"We got information that some people were buying votes in the southern district of Osh, with some individuals inside a car paying cash [in return for votes]," staff member Gulgaaky Mamasalieva said.
"Also, local residents complained that certain people were putting pressure on them, telling them who they should vote for. But when we arrived at the polling station, they ran away," Mamasalieva told RFE/RL.
Meanwhile, the Kloop.kg news agency conducted its own monitoring of the voting process, deploying more than 1,500 observers in polling stations across the country.
Elvira Sultanmurat, Kloop.kg news agency's editor in Osh, said that "most of the irregularities" reported by Kloop.kg observers were "linked to technical problems, like an automatic ballot box not functioning, or being broken."
"In some places it took 10 minutes or more to fix them, or to use a normal box. Election officials blame it on the cold weather, [they said] the room temperature was lower than it should be. It shows that election process was not prepared properly," Sultanmurat told RFE/RL on January 10.
Sultanmurat added that some election officials barred Kloop.kg observers from using their phones to take photos or videos in the polling stations.
"They demanded special permission for that," Sultanmurat said.
Many voters in Bishkek told the AFP news agency that they were supporting Japarov.
"He has promised to raise salaries, pensions," Vera Pavlova, 69, told AFP, adding that she knew little about the other candidates. "I haven't seen their posters anywhere. Only Japarov's."

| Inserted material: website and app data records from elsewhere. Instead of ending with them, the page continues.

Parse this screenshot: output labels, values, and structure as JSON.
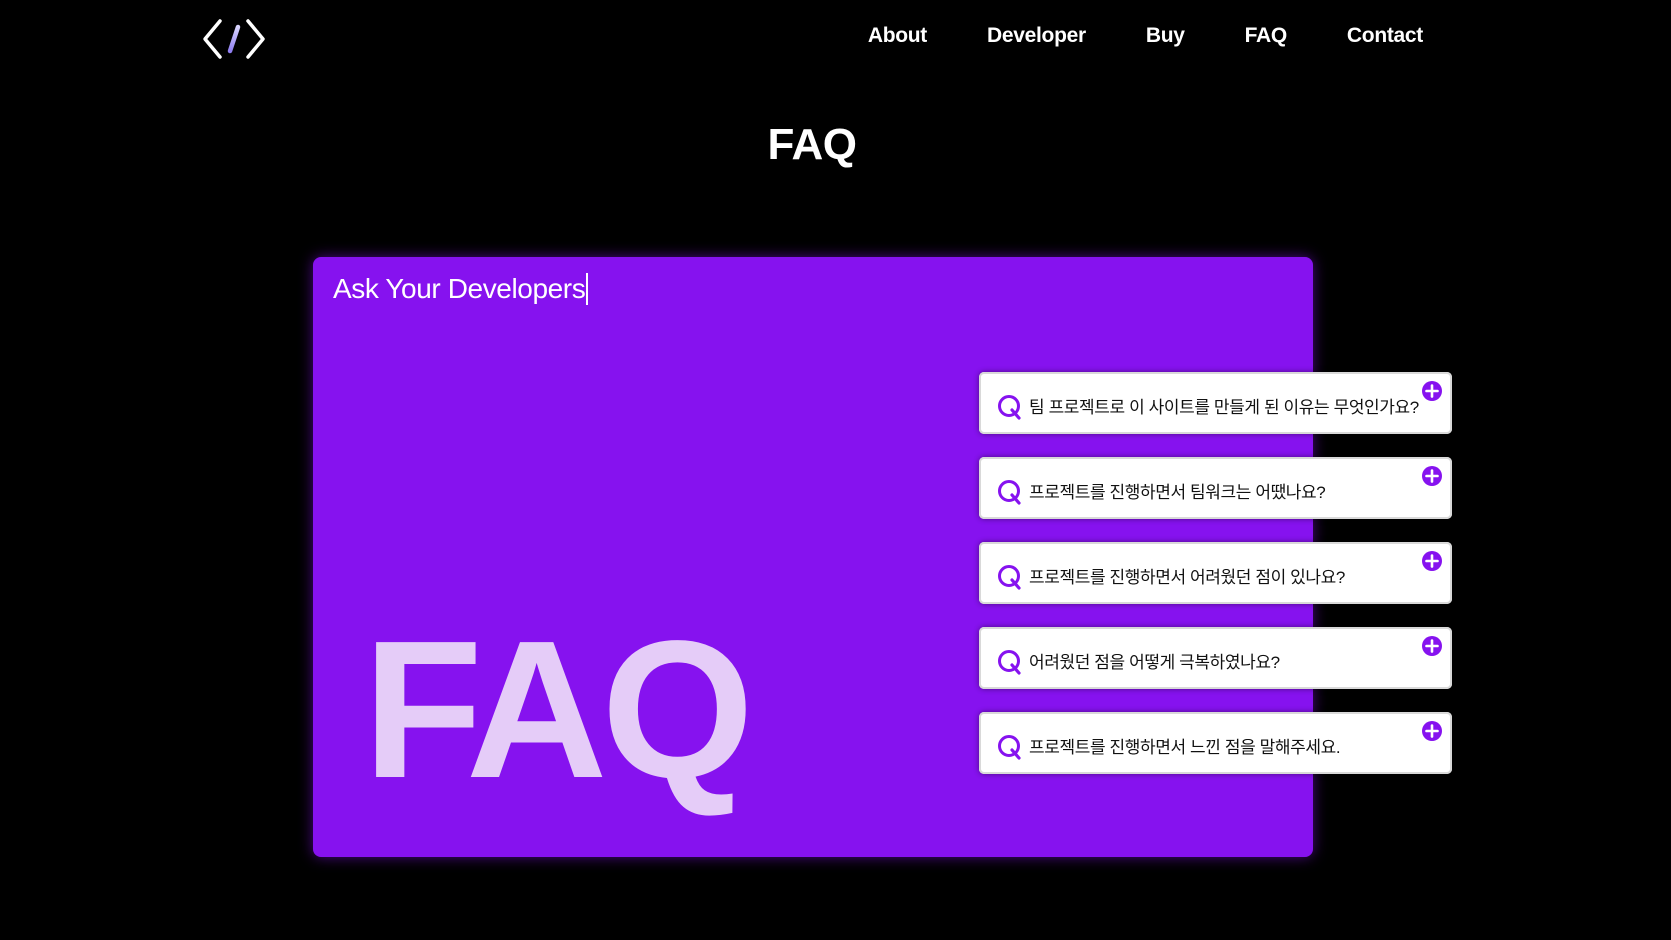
{
  "header": {
    "logo_icon": "code-brackets-icon",
    "nav": [
      "About",
      "Developer",
      "Buy",
      "FAQ",
      "Contact"
    ]
  },
  "page_title": "FAQ",
  "card": {
    "heading": "Ask Your Developers",
    "big_text": "FAQ",
    "background_color": "#8612ef",
    "big_text_color": "#e5ccf8"
  },
  "questions": [
    {
      "prefix_icon": "q-icon",
      "text": "팀 프로젝트로 이 사이트를 만들게 된 이유는 무엇인가요?",
      "toggle_icon": "plus-circle-icon"
    },
    {
      "prefix_icon": "q-icon",
      "text": "프로젝트를 진행하면서 팀워크는 어땠나요?",
      "toggle_icon": "plus-circle-icon"
    },
    {
      "prefix_icon": "q-icon",
      "text": "프로젝트를 진행하면서 어려웠던 점이 있나요?",
      "toggle_icon": "plus-circle-icon"
    },
    {
      "prefix_icon": "q-icon",
      "text": "어려웠던 점을 어떻게 극복하였나요?",
      "toggle_icon": "plus-circle-icon"
    },
    {
      "prefix_icon": "q-icon",
      "text": "프로젝트를 진행하면서 느낀 점을 말해주세요.",
      "toggle_icon": "plus-circle-icon"
    }
  ],
  "colors": {
    "accent": "#8612ef",
    "background": "#000000",
    "text_light": "#ffffff"
  }
}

The vote comes after the results of the disputed October 4 parliamentary elections were annulled after opposition supporters took to the streets to condemn large-scale vote-buying campaigns benefiting parties close to then-President Sooranbai Jeenbekov.
By nightfall on October 5, the protests had turned violent as clashes with police left one protester dead. A day later, the government had been chased from power, with Jeenbekov, seemingly in hiding. He resigned soon afterward.
Meanwhile, Japarov, 52, was among several prominent politicians freed from prison by protesters during the unrest. He had been serving a 10-year prison sentence for hostage-taking during a protest against a mining operation in northeast Kyrgyzstan in October 2013. He has steadfastly denied the charge.
The tumult marked the third time since 2005 that a president and his government had been ousted by protests.
In the ensuing power vacuum, Japarov became prime minister and was then voted in by lawmakers as acting president.
In a series of maneuvers that have raised questions over their legality, he used the old parliament to rush through motions for the referendum on a presidential system.
A second referendum will need to be conducted, tentatively in March, to vote on a new draft constitution.
On January 10, Japarov said that if the switch to a presidential system won voter support, the Constitutional Council would resume work on January 11 to prepare a new draft constitution.
Critics, including Human Rights Watch and legal experts, say Kyrgyzstan's caretaker parliament did not have the legitimacy to initiate far-reaching constitutional amendments because its term had expired. It's still not clear when new parliamentary elections will be held.
Meanwhile, in order to skirt a law prohibiting him from running in the presidential vote, Japarov quit both posts in November. Still, his critics say that his campaign has benefited from the resources of the state, with his allies occupying key government posts.
Japarov and his supporters have pushed for the referendum, saying the country needs the change to strengthen the role of the president by handing the post extensive legislative and executive powers similar to those in other Central Asian countries.
Those powers, critics point out, are often abused in the region and they fear the same will happen in Kyrgyzstan if the referendum is successful and Japarov wins the vote.
"To maximize his power, he will strive to establish a modern authoritarian police state," Bakyt Beshimov, a professor at Northeastern University in Boston, commented on Twitter.
Election officials said that more than 300 international observers had been accredited to monitor the election process.